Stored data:
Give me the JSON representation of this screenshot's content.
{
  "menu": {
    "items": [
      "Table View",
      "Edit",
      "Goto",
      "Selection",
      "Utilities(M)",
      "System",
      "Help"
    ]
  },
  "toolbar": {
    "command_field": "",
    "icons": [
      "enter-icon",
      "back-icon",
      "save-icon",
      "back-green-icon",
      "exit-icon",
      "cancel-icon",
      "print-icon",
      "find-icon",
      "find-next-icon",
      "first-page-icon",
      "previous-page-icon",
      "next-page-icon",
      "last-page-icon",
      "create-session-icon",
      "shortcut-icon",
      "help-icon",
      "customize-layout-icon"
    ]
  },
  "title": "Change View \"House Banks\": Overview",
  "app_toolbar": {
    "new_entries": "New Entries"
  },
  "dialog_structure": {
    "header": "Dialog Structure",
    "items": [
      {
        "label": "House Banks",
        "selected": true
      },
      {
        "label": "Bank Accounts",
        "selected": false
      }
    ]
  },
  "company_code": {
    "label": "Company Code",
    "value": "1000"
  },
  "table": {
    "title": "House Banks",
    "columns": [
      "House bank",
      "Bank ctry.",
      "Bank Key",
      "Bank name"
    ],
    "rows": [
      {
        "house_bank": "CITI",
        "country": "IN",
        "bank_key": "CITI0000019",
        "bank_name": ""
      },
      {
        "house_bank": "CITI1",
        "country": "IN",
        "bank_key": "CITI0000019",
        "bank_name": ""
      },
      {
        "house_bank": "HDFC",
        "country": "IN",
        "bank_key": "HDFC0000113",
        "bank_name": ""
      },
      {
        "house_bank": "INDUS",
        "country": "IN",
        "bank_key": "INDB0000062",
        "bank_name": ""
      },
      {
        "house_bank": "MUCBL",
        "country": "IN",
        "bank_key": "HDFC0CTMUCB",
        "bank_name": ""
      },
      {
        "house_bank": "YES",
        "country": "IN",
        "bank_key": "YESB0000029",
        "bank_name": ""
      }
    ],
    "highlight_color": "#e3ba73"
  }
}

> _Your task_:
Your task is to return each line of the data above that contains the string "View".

> _Written response_:
      "Table View",
  "title": "Change View \"House Banks\": Overview",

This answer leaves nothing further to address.